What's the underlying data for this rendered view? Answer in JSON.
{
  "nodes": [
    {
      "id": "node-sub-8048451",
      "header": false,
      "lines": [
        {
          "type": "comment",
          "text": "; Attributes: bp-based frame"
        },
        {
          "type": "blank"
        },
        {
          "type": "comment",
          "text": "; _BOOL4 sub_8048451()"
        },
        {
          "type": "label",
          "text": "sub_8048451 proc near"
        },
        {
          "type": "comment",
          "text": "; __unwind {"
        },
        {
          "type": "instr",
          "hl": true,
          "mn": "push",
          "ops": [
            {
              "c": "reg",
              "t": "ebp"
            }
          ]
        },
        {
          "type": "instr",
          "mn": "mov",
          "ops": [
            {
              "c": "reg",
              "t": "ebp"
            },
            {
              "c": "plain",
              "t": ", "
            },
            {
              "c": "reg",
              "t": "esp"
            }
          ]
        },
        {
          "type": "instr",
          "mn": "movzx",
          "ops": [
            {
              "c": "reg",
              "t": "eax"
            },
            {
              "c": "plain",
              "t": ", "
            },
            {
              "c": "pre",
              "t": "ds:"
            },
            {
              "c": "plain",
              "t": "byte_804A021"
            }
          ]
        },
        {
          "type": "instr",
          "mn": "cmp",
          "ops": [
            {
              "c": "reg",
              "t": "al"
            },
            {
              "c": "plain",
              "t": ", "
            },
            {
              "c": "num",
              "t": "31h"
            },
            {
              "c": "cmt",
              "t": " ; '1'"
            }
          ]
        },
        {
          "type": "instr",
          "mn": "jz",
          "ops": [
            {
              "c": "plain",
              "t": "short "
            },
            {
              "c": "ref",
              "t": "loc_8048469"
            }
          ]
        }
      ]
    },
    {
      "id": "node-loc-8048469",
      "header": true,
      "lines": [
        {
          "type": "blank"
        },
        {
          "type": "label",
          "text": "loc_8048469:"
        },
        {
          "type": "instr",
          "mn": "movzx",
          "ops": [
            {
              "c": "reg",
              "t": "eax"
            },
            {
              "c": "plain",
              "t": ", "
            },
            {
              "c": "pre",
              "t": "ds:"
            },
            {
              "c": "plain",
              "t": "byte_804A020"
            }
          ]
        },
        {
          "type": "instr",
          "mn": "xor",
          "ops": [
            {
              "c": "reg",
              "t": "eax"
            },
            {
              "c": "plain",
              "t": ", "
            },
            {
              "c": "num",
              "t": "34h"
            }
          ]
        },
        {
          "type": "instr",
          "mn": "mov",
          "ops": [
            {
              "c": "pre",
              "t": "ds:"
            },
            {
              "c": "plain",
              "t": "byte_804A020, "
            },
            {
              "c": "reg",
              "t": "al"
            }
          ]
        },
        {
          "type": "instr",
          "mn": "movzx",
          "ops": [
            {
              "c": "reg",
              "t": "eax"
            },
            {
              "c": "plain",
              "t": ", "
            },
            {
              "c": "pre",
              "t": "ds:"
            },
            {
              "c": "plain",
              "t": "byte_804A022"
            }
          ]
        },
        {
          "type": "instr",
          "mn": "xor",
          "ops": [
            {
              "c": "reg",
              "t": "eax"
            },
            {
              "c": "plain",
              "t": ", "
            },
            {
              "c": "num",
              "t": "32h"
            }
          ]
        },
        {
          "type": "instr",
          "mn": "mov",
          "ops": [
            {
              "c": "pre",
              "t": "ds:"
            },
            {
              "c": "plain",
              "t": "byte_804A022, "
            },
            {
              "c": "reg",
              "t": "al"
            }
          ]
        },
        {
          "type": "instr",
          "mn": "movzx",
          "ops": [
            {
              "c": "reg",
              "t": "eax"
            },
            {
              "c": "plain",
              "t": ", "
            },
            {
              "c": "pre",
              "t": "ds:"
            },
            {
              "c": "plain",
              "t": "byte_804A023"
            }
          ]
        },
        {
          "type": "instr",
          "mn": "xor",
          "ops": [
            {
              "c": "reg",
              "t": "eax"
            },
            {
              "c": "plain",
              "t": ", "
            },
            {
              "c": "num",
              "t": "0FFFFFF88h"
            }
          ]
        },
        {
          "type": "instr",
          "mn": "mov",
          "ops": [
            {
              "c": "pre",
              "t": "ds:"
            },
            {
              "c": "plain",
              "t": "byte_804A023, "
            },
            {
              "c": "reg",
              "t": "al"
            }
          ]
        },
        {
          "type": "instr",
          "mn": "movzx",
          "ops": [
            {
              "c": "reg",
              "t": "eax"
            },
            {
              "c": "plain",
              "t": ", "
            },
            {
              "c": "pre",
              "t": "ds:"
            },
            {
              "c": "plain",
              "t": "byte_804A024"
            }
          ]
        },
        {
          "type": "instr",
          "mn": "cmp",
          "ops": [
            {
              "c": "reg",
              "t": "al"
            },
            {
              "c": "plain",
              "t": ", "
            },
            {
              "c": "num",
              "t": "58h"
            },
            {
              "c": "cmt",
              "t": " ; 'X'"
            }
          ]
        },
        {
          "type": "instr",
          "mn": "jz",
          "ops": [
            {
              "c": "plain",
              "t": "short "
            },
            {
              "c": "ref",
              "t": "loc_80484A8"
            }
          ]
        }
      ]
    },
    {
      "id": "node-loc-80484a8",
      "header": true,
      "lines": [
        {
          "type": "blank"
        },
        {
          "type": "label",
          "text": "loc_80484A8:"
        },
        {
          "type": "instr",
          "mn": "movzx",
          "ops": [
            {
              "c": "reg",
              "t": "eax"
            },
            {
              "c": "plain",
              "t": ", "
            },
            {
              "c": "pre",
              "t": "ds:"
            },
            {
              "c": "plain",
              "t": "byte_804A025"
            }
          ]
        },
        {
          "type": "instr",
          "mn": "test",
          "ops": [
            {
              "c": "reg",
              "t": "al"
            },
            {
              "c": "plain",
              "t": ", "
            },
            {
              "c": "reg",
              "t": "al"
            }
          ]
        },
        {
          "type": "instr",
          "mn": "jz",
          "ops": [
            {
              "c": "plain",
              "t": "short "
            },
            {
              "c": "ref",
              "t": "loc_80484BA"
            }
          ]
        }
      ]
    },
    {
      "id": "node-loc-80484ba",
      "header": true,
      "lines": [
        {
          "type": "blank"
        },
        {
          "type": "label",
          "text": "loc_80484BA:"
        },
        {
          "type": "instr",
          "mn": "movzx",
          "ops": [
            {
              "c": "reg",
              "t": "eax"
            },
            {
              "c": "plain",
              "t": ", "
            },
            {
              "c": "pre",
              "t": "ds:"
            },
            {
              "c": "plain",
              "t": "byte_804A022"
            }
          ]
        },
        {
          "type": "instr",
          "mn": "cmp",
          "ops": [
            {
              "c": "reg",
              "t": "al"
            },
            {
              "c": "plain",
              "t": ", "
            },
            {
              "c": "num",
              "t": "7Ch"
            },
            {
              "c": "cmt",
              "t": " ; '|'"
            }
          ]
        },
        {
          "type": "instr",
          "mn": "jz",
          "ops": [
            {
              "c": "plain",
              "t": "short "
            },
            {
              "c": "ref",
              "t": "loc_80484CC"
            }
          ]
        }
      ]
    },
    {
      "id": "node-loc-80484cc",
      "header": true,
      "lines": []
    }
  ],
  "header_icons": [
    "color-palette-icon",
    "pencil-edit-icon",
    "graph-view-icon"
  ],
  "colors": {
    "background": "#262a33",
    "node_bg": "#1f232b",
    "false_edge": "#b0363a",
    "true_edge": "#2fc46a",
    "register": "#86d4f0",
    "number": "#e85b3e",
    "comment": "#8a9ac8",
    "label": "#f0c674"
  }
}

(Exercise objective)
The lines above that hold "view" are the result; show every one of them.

(Result)
What's the underlying data for this rendered view? Answer in JSON.
    "graph-view-icon"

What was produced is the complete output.